To do: Lines with the word "thumbnail" are the answer; copy each of them from the data below.
** Data records follows **
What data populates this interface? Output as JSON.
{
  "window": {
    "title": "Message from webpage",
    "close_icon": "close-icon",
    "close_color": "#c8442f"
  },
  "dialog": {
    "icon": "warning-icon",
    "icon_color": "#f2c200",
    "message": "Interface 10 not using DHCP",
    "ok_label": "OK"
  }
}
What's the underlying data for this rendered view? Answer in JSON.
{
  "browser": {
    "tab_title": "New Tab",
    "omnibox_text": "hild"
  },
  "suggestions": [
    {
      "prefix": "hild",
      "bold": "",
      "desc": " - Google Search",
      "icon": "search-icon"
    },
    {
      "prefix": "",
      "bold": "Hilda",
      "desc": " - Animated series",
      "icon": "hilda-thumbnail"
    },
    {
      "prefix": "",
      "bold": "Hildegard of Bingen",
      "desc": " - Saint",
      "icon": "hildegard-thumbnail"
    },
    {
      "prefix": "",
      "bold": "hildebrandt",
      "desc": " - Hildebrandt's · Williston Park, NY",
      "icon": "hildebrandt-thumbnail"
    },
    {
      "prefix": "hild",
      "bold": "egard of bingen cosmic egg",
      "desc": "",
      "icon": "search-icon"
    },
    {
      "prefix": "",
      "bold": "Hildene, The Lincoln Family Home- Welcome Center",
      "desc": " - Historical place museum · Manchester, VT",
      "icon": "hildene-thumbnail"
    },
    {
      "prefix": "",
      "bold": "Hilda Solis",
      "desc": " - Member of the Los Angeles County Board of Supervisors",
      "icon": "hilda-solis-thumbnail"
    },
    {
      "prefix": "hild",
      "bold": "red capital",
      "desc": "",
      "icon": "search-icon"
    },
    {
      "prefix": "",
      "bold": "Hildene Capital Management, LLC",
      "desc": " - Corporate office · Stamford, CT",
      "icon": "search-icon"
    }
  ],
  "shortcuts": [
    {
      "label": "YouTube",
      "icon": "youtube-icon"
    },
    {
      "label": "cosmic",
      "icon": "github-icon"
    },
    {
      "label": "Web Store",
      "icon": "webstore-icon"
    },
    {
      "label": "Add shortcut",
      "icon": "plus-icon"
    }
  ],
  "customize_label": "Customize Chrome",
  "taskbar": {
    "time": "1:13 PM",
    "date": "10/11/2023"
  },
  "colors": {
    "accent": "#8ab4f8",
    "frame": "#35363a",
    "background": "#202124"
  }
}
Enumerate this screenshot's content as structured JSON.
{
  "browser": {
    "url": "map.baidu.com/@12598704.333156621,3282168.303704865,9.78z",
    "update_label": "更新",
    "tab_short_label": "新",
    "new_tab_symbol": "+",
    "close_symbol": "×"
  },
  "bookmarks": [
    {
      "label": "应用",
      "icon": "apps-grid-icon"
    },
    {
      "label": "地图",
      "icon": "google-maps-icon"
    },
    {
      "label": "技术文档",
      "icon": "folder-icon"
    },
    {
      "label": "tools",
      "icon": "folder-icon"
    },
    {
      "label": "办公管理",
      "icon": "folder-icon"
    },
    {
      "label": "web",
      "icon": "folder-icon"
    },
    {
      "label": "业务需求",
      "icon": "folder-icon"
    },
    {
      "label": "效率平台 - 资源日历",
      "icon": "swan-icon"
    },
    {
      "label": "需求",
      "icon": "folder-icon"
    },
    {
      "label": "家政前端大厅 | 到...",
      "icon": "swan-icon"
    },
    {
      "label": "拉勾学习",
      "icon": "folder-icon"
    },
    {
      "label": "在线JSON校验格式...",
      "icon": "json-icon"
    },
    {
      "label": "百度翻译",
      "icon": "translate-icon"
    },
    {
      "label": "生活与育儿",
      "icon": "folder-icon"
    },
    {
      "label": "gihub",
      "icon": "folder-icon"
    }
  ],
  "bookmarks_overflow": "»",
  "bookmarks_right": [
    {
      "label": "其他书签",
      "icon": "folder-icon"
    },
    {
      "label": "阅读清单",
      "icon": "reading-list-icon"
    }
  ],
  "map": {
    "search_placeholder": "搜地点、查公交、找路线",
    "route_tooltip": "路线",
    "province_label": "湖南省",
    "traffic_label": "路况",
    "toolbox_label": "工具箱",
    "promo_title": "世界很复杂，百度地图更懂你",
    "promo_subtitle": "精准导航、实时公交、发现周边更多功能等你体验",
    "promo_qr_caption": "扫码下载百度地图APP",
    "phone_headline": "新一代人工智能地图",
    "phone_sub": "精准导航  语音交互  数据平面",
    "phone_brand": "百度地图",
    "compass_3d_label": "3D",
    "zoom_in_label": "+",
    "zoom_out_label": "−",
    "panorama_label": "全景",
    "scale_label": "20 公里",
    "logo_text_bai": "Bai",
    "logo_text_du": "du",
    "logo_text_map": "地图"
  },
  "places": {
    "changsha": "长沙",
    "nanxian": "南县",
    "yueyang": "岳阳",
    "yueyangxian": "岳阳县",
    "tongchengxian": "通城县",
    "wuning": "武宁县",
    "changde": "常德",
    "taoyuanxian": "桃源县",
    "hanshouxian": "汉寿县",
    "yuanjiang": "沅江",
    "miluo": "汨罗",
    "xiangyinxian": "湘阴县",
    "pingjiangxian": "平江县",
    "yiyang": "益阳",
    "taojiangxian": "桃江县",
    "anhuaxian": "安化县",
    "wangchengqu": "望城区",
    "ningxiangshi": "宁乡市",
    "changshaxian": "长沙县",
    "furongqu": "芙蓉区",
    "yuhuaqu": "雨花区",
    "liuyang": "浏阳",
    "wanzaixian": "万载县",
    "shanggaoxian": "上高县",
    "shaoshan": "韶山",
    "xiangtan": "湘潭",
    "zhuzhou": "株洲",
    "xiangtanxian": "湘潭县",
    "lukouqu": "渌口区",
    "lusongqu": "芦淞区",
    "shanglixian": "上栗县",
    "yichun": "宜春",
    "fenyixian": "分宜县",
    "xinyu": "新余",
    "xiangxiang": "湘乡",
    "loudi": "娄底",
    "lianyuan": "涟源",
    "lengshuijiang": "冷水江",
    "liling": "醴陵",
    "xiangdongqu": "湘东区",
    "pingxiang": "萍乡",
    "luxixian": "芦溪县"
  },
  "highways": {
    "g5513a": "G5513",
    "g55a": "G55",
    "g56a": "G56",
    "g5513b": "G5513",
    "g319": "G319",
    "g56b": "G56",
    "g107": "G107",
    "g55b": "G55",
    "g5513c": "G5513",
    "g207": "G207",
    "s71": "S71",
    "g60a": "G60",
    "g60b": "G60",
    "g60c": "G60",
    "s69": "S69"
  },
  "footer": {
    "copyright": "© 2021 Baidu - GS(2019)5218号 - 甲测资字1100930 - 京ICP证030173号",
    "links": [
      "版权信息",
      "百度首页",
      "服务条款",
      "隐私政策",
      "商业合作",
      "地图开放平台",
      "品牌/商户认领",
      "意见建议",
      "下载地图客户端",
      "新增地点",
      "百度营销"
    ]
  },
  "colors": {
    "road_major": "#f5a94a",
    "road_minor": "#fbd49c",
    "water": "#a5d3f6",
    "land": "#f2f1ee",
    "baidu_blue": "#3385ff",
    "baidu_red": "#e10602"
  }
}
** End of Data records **
Response area:
      "icon": "hilda-thumbnail"
      "icon": "hildegard-thumbnail"
      "icon": "hildebrandt-thumbnail"
      "icon": "hildene-thumbnail"
      "icon": "hilda-solis-thumbnail"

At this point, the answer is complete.